Search the listing for the word "this" and copy every line where it turns up.
☆ ☆ ☆ ☆
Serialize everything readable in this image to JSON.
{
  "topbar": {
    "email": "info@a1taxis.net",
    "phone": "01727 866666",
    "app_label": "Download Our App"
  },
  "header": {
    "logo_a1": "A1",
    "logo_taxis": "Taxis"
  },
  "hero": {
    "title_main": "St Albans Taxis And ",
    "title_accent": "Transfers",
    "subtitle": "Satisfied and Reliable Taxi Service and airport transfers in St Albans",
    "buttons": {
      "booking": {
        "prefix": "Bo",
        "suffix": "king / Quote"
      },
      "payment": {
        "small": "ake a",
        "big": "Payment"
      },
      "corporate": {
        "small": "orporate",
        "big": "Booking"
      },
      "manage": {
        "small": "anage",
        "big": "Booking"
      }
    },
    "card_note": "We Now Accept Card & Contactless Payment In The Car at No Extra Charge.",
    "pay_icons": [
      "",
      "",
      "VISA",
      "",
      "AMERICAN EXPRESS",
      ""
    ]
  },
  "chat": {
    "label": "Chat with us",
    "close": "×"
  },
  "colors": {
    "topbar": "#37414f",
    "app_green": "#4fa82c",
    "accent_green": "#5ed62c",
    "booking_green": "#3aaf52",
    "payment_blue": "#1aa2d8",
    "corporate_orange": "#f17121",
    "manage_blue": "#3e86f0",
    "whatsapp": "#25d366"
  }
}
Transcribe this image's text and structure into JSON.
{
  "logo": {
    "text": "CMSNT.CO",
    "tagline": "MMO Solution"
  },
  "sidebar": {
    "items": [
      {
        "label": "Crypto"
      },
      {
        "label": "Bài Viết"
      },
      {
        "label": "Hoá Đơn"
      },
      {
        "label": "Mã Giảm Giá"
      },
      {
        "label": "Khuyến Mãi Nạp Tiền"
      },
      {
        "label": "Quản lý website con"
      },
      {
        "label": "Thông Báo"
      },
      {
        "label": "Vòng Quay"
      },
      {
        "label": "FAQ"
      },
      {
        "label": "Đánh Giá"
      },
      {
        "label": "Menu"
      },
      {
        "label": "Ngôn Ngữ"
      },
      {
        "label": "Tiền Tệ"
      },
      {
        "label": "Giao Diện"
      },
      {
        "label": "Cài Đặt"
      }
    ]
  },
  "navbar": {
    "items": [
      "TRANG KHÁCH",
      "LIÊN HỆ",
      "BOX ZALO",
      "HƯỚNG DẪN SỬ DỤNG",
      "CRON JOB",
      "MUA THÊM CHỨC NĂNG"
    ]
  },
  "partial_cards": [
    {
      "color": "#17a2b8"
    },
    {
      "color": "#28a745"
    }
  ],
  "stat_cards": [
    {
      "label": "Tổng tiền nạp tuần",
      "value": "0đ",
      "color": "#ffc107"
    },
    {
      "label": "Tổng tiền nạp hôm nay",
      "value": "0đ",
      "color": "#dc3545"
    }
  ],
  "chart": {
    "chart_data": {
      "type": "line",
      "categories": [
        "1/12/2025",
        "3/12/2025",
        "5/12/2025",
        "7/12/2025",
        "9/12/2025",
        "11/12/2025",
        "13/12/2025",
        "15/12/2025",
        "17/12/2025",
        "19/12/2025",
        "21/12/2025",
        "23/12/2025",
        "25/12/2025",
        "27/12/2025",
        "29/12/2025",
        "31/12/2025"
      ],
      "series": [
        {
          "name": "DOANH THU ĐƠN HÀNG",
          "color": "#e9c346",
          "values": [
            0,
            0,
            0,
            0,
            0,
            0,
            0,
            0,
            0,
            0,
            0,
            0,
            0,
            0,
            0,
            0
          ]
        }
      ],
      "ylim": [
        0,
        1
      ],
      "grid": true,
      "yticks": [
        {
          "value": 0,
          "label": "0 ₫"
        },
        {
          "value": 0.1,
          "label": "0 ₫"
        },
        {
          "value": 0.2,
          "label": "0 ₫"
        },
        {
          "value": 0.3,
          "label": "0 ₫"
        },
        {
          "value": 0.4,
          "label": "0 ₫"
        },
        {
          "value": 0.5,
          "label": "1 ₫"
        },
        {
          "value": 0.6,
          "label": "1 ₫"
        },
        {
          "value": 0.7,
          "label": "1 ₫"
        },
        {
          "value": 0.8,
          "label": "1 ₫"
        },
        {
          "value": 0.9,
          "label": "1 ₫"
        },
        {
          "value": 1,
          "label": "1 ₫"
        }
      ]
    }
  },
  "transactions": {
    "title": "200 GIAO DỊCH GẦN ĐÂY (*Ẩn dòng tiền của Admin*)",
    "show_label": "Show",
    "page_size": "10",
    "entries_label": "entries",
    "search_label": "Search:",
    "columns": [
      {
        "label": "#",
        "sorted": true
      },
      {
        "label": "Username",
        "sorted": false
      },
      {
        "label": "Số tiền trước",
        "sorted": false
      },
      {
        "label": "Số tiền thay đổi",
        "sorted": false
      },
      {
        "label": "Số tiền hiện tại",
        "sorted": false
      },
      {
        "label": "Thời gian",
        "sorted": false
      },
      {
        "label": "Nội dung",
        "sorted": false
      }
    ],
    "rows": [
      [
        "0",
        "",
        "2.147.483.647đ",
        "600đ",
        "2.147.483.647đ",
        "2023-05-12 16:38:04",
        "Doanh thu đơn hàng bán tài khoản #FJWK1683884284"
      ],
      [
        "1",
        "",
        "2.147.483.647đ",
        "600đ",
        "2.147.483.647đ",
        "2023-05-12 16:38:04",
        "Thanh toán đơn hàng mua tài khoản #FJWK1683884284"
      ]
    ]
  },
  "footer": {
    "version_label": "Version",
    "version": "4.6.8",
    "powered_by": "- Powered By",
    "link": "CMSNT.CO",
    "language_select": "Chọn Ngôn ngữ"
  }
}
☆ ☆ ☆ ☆
*Exercise output:*
Serialize everything readable in this image to JSON.
Transcribe this image's text and structure into JSON.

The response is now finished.